Person Interviewed: George Kye Location: Fort Gibson, Oklahoma Age: 110 I was born in Arkansas under Mr. Abraham Stover, on a big farm about twenty miles north of Van Buren. I was plumb grown when the Civil War come along, but I can remember back when the Cherokee Indians was in all that part of the country Joe Kye was my pappy’s name what he was born under back is Garrison County, Virginia, and I took that name when I was freed, but I don’t know whether he took it or not because he was sold off by old Master
Person Interviewed: Red Richardson Location: Oklahoma City, Oklahoma Place of Birth: Grimes County, Texas Date of Birth: July 21, 1862 Age: 75 I was born July 21, 1862, at Grimes County, Texas. Smith Richardson was my father’s name. and Rliza Richardson my mother’s. We lived in so many places round there I can’t tell jest what. but we lived in a log house most of the time. We slept on the flo’ on pallets on one quilt. We ate cornbread, beans, vegetables, and got to drink plenty milk, We ate rabbits, fish, possums and such as that but we didn’t
Person Interviewed: Chaney Richardson Location: Fort Gibson, Oklahoma Age: 90 I was born in the old Caney settlement southeast of Tahlequah on the banks of Caney Creek. Off to the north we could see the big old ridge of Sugar Mountain when the sun shine on him first thing in the morning when we all getting up. I didn’t know nothing else but some kind of war until I was a grown woman, because when I first can remember my old Master, Charley Rogers, was always on the lookout for somebody or other he was lined up against in the
W. H. Richardson, president of the Racine Carriage Company, is one whose long experience in this line of trade well qualified him for the important position which he now occupies as executive official, directing the policy and shaping the course of the business. One of the elements of his success is the fact that he has always continued in the line in which he embarked as a young tradesman, never dissipating his energies over a broad field but concentrating on the mastery of every task that has devolved upon him and thus gaining a most comprehensive and exact knowledge of
Among the old “land marks” in the medical profession, in the county of Waterloo, is Dr. Samuel Richardson, forty years a practitioner in Galt. He is better known than almost any other man in the town, having been up and down the valley of the Grand river for a long period, a distance of twenty or thirty miles, and at an early day, much farther; and even now, with all the comparatively new settlers, there are very few families in a radius of ten or fifteen miles, that do not know the Doctor. He is a native of the county

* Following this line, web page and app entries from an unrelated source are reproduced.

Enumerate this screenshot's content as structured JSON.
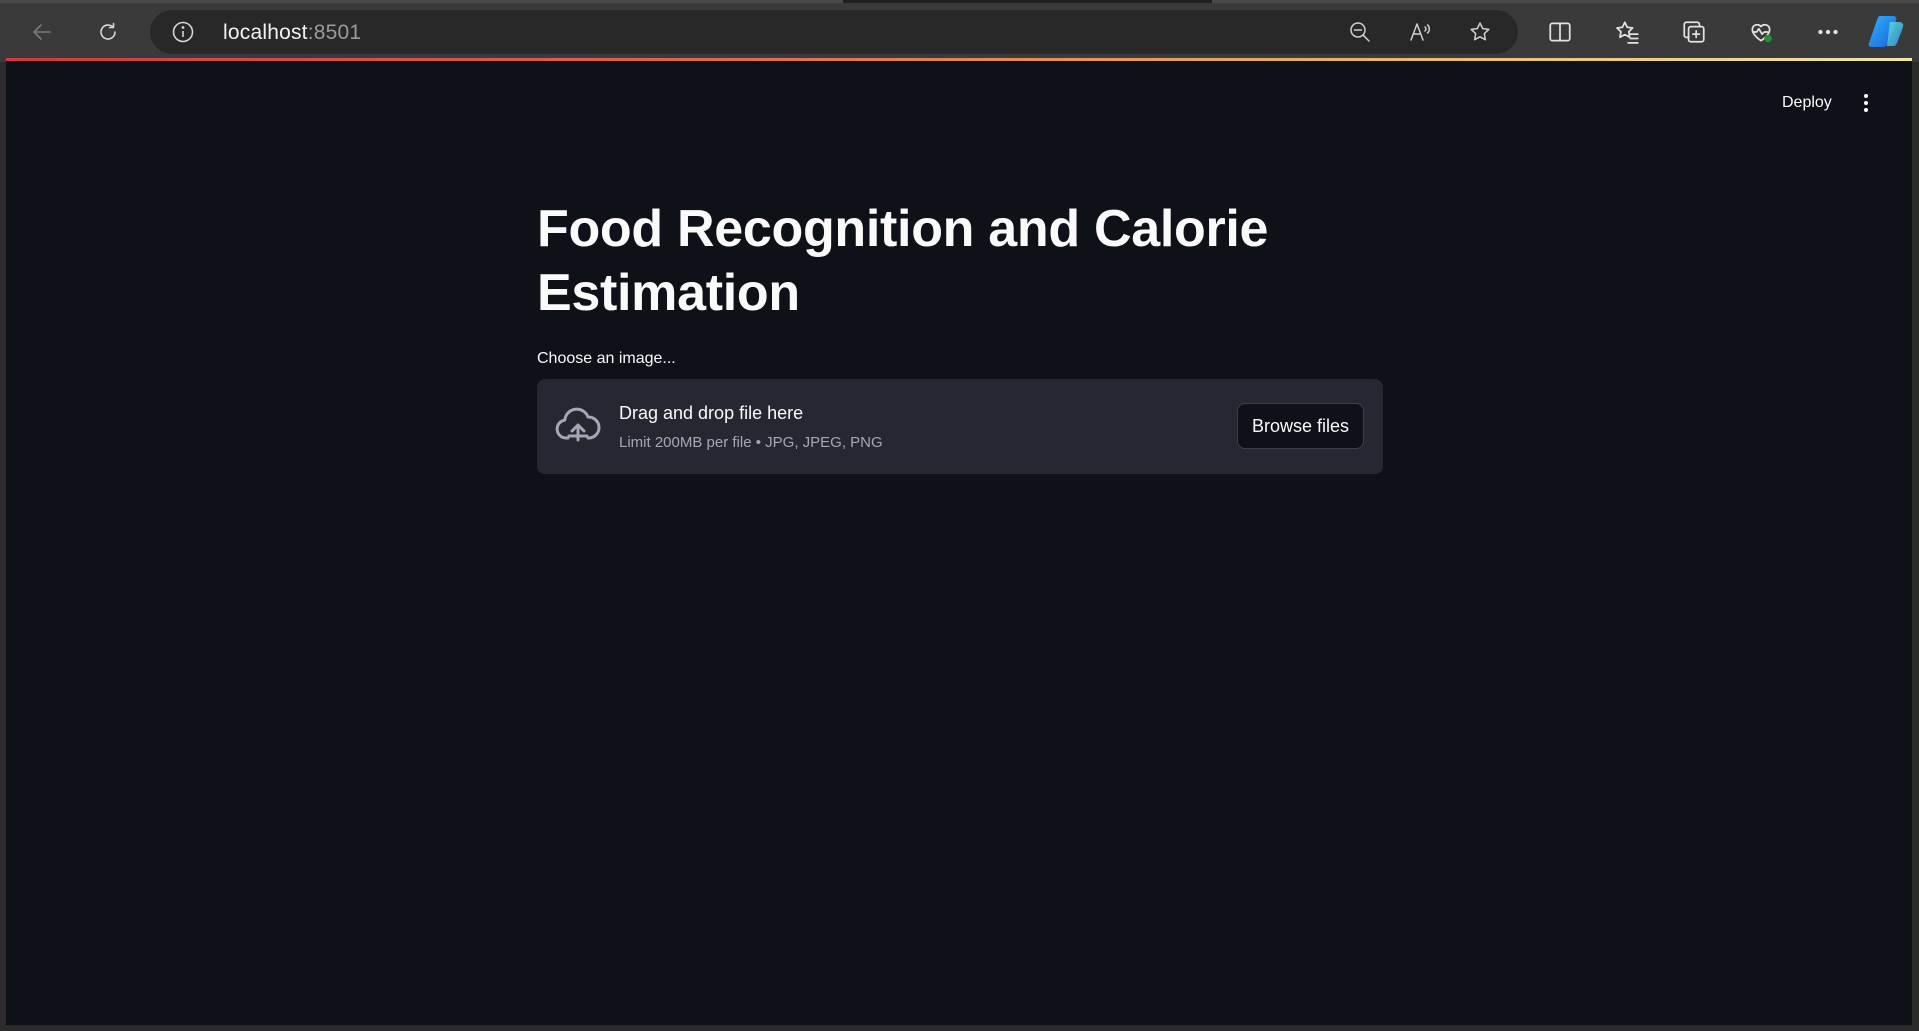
{
  "browser": {
    "url_host": "localhost",
    "url_port": ":8501",
    "icons": {
      "back": "back-arrow-icon",
      "refresh": "refresh-icon",
      "site_info": "info-icon",
      "zoom": "zoom-out-icon",
      "read_aloud": "read-aloud-icon",
      "favorite": "star-icon",
      "split_screen": "split-screen-icon",
      "favorites": "favorites-icon",
      "collections": "collections-icon",
      "health": "browser-essentials-icon",
      "more": "more-icon",
      "copilot": "copilot-icon"
    }
  },
  "app": {
    "deploy_label": "Deploy",
    "title": "Food Recognition and Calorie Estimation",
    "uploader": {
      "label": "Choose an image...",
      "drag_text": "Drag and drop file here",
      "limit_text": "Limit 200MB per file • JPG, JPEG, PNG",
      "browse_label": "Browse files"
    }
  },
  "colors": {
    "app_background": "#0e1117",
    "dropzone_background": "#262730",
    "text": "#fafafa",
    "muted_text": "#a3a8b8"
  }
}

William Benjamin Richardson was born October 31, 1867. He was the son of Dr. Stephen Lawrence Richardson, prominent physician and surgeon, and Susan Radford Richardson, of Twiggs County. Early in life he was bereft of parents and was forced to seek a livelihood for himself. With his blithe courage and rugged determination he used the obstacles he encountered as opportunities to succeed. He united with Mount Calvary Baptist Church at Cary, Ga., and was called to serve as deacon soon thereafter, and was active in this work until he moved away. A lover of the simple and natural things of
Dr. Samuel A. Richardson was born in Dublin, N. H. He graduated at the Albany Medical college, remained in a hospital one year, and came to Marlboro, July 5, 1855. He remained in practice here until 1862, when he went out with the lath N. H. Vols., and remained in the service until the close of the war. At the time of the surrender of Lee, at Appomatox, the doctor furnished the lunch partaken of by the vanquished and victorious commanders. With this refreshment he managed to furnish some liquor, which he said they drank in silence and with bowed
Nelson Richardson was born in Hinsdale, February 13, 1817. His educational advantages were limited, but by careful study and reading he has acquired a good business education- At the early age of eighteen years he began to assist in the navigation of the Connecticut, and in 1841 was made captain of a flat-boat, continuing in that capacity until the close of 1847, when the railroad was completed, and the river navigation abandoned. About two years later he purchased a farm in the northern part of the town, upon which he has resided until the present time. He has the confidence
Abijah Richardson, who was born in this town, moved to Royalston, Mass., where he died in 1840. His son, Leander, born in Royalston, Mass., came here in 1860, has been deputy sheriff three years and is now a policeman.
Abijah Richardson, a native of Woburn, Mass., and a soldier in the Revolutionary war, was the first settler upon the farm on road 19, where Luke F. and Malachi Richardson now reside. He married Elizabeth Richardson and reared seven children, two of whom are living. His son Malachi married Tamesin, daughter of Aaron and Mary (Townsend) Greenwood, and reared a family of seven children, four of whom are now living. He still resides on the homestead farm, where five old people are living, aged respectively eighty-eight, eighty-six, eighty-six, seventy-nine and seventy-five years.